Since the 0-2 start to NEC play which also culminates with insertion of Hernandez into the starting lineup along with the other changes, LIU is 6-4 in conference. After the 0-6 start, LIU has gone 10-7 since. Their defense has greatly improved as the season has gone along. During the opening 0-6 losing streak, LIU gave over 1.0 points per possession to each opponent. Since that start, LIU has allowed over 1.0 points per possession just five times in seventeen games.
The biggest sign of this team possibly showing maturation is from the time after the game where they showed their youth and immaturity in losing to Mount St. Mary’s at Barclays Center in a game they had a 21-point lead in the first half and a 17-point lead in the second half and lost. Since that terrible loss, they have gone 4-2. They started by winning the games they should win in wins at FDU and against CCSU. Then this past week, getting two huge home wins against upper tier NEC teams in Robert Morris and Saint Francis U.
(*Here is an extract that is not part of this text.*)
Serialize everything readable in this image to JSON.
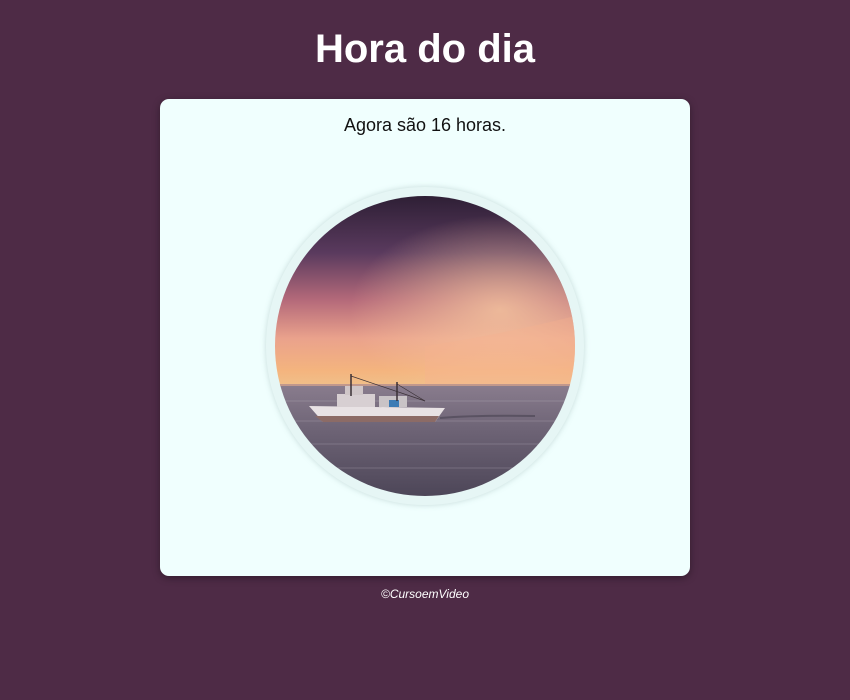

Yet, there is still work to be done. They have lost to Bryant twice (although by a combined nine points) and got handed a lesson by cream of the crop St. Francis Brooklyn in a spanking of youth vs. experience.
They now face their biggest challenge of the season as they come down the stretch of the season. They play three pivotal road games in the next three games that could decide how their march to March will go with games at Robert Morris, Saint Francis U. and Mount St. Mary’s.
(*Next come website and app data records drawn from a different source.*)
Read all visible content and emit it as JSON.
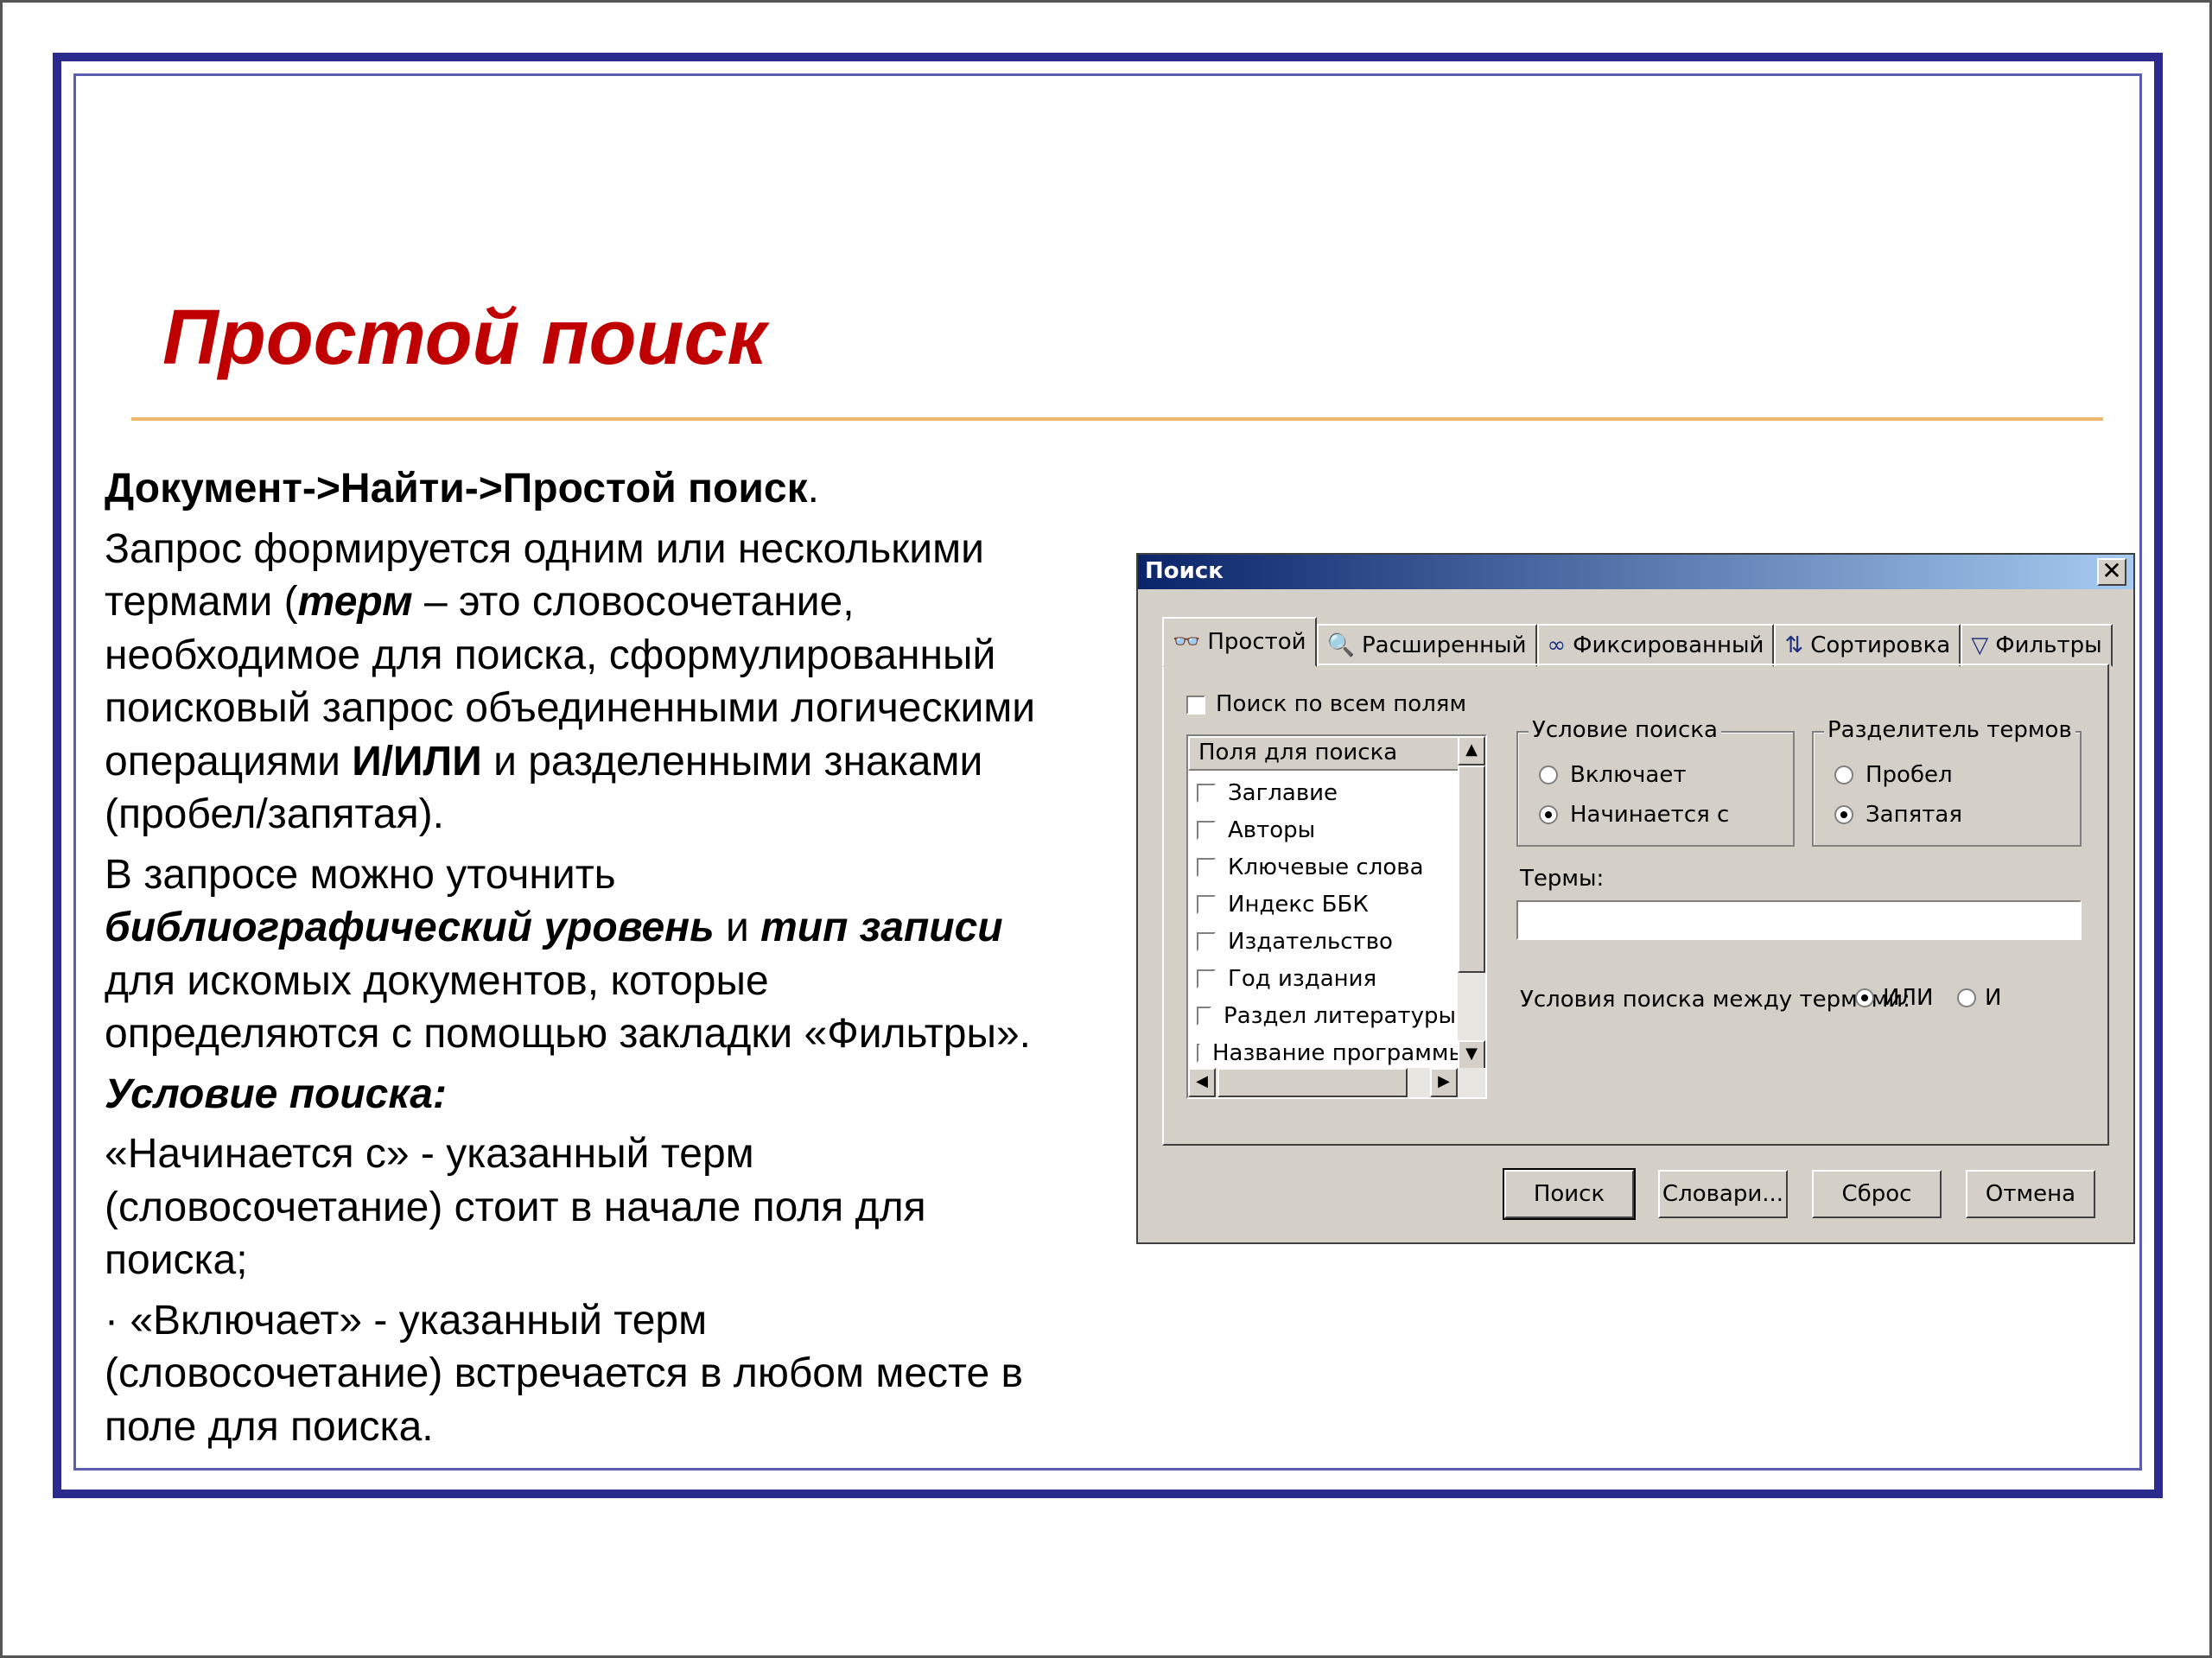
{
  "slide": {
    "title": "Простой поиск",
    "path": "Документ->Найти->Простой поиск",
    "path_dot": ".",
    "p1_a": "Запрос формируется одним или несколькими",
    "p1_b": "термами (",
    "p1_term": "терм",
    "p1_c": " – это словосочетание,",
    "p1_d": "необходимое для поиска, сформулированный",
    "p1_e": "поисковый запрос объединенными логическими",
    "p1_f": "операциями ",
    "p1_andor": "И/ИЛИ",
    "p1_g": " и разделенными знаками",
    "p1_h": "(пробел/запятая).",
    "p2_a": "В запросе можно уточнить",
    "p2_level": "библиографический уровень",
    "p2_and": " и ",
    "p2_type": "тип записи",
    "p2_b": "для искомых документов, которые",
    "p2_c": "определяются с помощью закладки «Фильтры».",
    "cond_heading": "Условие поиска:",
    "p3_a": "«Начинается с» -  указанный терм",
    "p3_b": "(словосочетание) стоит в начале поля для",
    "p3_c": "поиска;",
    "p4_a": "· «Включает» - указанный терм",
    "p4_b": "(словосочетание) встречается в любом месте в",
    "p4_c": "поле для поиска."
  },
  "dialog": {
    "title": "Поиск",
    "close": "✕",
    "tabs": [
      {
        "label": "Простой",
        "icon": "binoculars-icon",
        "glyph": "👓"
      },
      {
        "label": "Расширенный",
        "icon": "search-doc-icon",
        "glyph": "🔍"
      },
      {
        "label": "Фиксированный",
        "icon": "glasses-icon",
        "glyph": "∞"
      },
      {
        "label": "Сортировка",
        "icon": "sort-icon",
        "glyph": "⇅"
      },
      {
        "label": "Фильтры",
        "icon": "filter-icon",
        "glyph": "▽"
      }
    ],
    "all_fields": "Поиск по всем полям",
    "fields_header": "Поля для поиска",
    "fields": [
      "Заглавие",
      "Авторы",
      "Ключевые слова",
      "Индекс ББК",
      "Издательство",
      "Год издания",
      "Раздел литературы",
      "Название программы"
    ],
    "condition": {
      "legend": "Условие поиска",
      "options": [
        "Включает",
        "Начинается с"
      ],
      "selected": 1
    },
    "separator": {
      "legend": "Разделитель термов",
      "options": [
        "Пробел",
        "Запятая"
      ],
      "selected": 1
    },
    "terms_label": "Термы:",
    "terms_value": "",
    "between_label": "Условия поиска между термами:",
    "between_options": [
      "ИЛИ",
      "И"
    ],
    "between_selected": 0,
    "buttons": {
      "search": "Поиск",
      "dicts": "Словари...",
      "reset": "Сброс",
      "cancel": "Отмена"
    }
  },
  "colors": {
    "title": "#c00000",
    "frame": "#2b2b8e",
    "rule": "#f0b86a",
    "dialog_bg": "#d4d0c8",
    "titlebar": "#0a246a"
  }
}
For this team to take the next step in their progression, they have to come out of these three games with minimum of one win. If they could get two wins, if could set them set up for a chance at getting a first-round home game in the NEC tournament. Three losses though would put the pressure squaring on them as they head into the final games, just to keep their current position and avoid the eight-seed or even worse if FDU suddenly has a hot streak in them that could see them overtake LIU and leave them out completely.
People often forget, it is not easy winning with a mostly young and fairly inexperienced team. The ups and downs are fairly steep with young teams like LIU. Yet, they have an opportunity to show how much they have grown over the course of this season. It will a difficult task, no doubt but they may now be ready to take as the signs of maturity has slowly taken shape. As one saying goes, “Maturity begins to grow when you sense your concerns for others outweighing your concerns for yourself.” That maybe the case with this season’s Blackbirds. The story has yet to be written.